The Man With The Golden Gun (1974) + Licence
To Kill (1989/MGM Blu-ray/Fourth Wave)
B+ Sound: B Extras: B Film: B-/C+ (Shorter Cut)
of the James Bond films have been issued on Blu-ray and both have their own
kind of cult followings. The Man With The Golden Gun (1974) was
the last Bond Harry Saltzman ever co-produced with Albert R. “Cubby” Broccoli
before Broccoli successfully took over the series. It was Roger Moore’s second Bond, bombed upon
its Christmas release, is ideologically the farthest Left a film the series
will ever produce, is the last Bond produced in the old Hollywood style and
remains the highest-rated Bond ever to be broadcast on TV. Licence
To Kill (1989) was the second and last Bond Timothy Dalton ever made, was
the last Cold War era Bond film, is still the most violent film in the series
and was a huge hit everywhere by the U.S., where Reagan/Bush-friendly MGM

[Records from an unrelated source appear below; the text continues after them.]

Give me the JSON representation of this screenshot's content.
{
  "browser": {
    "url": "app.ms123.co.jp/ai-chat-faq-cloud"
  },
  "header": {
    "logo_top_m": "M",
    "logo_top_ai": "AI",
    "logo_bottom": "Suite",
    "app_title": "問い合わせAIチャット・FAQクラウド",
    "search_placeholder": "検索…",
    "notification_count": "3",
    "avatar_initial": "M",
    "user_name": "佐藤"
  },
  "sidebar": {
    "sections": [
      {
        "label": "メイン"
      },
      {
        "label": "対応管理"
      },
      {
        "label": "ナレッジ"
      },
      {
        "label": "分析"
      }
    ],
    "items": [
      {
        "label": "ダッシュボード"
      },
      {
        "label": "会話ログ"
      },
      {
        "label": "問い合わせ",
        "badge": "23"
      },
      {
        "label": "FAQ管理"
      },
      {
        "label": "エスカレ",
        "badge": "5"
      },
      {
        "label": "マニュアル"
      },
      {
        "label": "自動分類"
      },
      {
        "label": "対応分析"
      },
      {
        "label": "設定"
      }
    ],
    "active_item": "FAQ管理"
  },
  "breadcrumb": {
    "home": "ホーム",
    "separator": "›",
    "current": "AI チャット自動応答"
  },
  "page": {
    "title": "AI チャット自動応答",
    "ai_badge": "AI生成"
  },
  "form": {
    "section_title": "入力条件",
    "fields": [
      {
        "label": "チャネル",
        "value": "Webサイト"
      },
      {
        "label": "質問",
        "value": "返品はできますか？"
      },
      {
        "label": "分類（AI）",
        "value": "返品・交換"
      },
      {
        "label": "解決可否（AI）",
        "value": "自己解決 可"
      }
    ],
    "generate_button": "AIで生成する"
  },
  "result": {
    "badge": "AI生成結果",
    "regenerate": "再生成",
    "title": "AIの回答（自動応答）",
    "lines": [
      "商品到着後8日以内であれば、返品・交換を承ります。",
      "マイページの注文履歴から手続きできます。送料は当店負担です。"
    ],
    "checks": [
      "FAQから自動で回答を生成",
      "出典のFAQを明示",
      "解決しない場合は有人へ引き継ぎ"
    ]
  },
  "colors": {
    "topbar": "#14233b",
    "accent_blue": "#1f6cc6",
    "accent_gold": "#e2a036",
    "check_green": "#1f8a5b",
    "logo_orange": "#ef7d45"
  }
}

dumped the film for political reasons.
read more about both films, their extras, storylines and other facts about them
at the following links to their DVD set Ultimate Editions:
The Man With The Golden Gun
Licence To Kill
these upgrades over the DVD sets and worthy of getting? More than you could imagine.
1.85 X 1 AVC @ 27.15 MBPS digital High Definition image on Golden Gun may have some issues with background detail, but it is
as good looking as any (and I mean any)
Bond Blu-ray release with incredible color, depth, detail and a rich appearance
that will full you into thinking you are looking at a film print. There are some shots so good, that they stun
and are demonstration quality. Only some
slight motion blur and that detail issue hold this back from being even more
amazing. Note the clothes Moore wears.
You can now see how expensive they really are.
Color neon signs shock in their vividness and the more than colorful
locations (note other clothes and buildings new and old) never fail to hold
their color and detail quality. The
islands show their priceless beauty and Peter Murton’s Production Design looks
like a million dollars more than ever and even the recent Daniel Craig Bond
Blu-rays have trouble looking this good.
2.35 X 1 AVC @ 25 MBPS digital High Definition image on Licence was also a huge surprise, in this case because the DVD only
looked so good, but this anamorphic Panavision shoot is sometimes more
impressive than the 35mm screening I saw back in 1989 in a declining cineplex
(since rebuilt) that I first saw it in.
Even when there is some softness, motion blur and slight detail issues,
the depth, detail and general performance are impressive enough top make it one
of the other best Bond Blu-rays yet.
Darker shots have some minor crushed Video Black issues, but for a film
known for its dark, dirty gritty look, this is impressive throughout.
a monophonic film, Golden had been upgraded
to DTS-HD Master Audio (MA) lossless 5.1 mix and even a Dolby Digital 2.0 Mono
mix for purists. The DTS is definitely
better than any previous Dolby option or the recent DTS DVD by a narrow margin,
though compression (as in the title theme song by Lulu) and in some of John
Barry’s score can distract, new bad sound effects are still in this mix and the
dialogue can sound restricted, yet other audio elements sound good for their
age and help save it/
a Dolby SR (Spectral Recording, advanced analog) theatrical film sound release,
Licence has been upgraded to DTS-HD
Master Audio (MA) lossless 5.1 mix and even a Dolby Digital 2.0 Stereo with Pro
Logic surrounds for purists. The DTS is
definitely better than the previous Dolby versions or (once again) the recent
DTS DVD by a narrow margin, but at least the SR soundfield has not been chopped
up as has happened in many SR-to-5.1 upgrades we have suffered through. The Gladys Knight title song is a bit
compressed, but other sounds are very good for their age.
are the same as the DVD Ultimate Edition sets, but some clips within the documentaries
have been upgraded to HD images.
- Nicholas Sheffo